§ EXERCISE INPUT:

.....

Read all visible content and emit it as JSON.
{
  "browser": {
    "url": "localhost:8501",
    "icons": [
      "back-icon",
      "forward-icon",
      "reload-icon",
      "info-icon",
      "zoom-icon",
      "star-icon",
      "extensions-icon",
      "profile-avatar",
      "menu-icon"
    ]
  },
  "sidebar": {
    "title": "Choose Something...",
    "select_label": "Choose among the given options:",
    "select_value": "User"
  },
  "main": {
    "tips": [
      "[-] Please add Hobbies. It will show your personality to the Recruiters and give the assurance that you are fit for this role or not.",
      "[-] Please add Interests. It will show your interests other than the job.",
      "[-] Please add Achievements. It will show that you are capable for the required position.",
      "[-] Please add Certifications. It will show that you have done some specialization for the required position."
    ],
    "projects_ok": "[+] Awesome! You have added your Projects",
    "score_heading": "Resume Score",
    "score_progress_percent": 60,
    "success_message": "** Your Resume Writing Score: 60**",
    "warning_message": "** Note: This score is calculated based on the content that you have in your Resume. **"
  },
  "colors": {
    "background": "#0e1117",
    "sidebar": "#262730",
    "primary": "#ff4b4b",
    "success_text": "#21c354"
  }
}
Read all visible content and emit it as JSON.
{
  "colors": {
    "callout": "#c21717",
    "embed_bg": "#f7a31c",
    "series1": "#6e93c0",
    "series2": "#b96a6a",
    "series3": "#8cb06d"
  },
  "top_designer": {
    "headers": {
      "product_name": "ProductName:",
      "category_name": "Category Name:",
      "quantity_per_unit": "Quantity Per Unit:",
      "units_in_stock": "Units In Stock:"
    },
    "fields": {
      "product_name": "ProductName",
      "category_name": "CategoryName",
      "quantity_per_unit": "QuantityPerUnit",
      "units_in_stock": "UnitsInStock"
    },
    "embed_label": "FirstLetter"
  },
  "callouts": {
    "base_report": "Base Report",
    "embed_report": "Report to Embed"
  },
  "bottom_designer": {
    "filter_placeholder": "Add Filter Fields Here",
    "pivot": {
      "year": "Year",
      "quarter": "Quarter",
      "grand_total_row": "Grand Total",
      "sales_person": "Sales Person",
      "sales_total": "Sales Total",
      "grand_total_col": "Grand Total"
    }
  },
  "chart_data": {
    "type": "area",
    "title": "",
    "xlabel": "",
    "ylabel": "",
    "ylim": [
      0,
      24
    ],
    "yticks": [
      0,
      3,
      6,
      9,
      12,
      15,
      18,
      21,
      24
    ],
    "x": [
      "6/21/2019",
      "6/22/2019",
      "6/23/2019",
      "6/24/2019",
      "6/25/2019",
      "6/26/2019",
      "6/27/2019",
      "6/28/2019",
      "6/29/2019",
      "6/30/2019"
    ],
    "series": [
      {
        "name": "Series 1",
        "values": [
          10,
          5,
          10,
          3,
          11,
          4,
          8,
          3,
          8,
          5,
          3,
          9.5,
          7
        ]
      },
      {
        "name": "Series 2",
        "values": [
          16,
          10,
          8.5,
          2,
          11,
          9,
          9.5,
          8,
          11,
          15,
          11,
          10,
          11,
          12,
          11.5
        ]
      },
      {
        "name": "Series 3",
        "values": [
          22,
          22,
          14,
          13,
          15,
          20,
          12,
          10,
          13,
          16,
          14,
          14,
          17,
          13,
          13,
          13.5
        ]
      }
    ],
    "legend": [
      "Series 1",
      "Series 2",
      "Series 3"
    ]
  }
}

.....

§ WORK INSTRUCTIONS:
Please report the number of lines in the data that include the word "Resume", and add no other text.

§ ANSWER FOR THE TASK:
3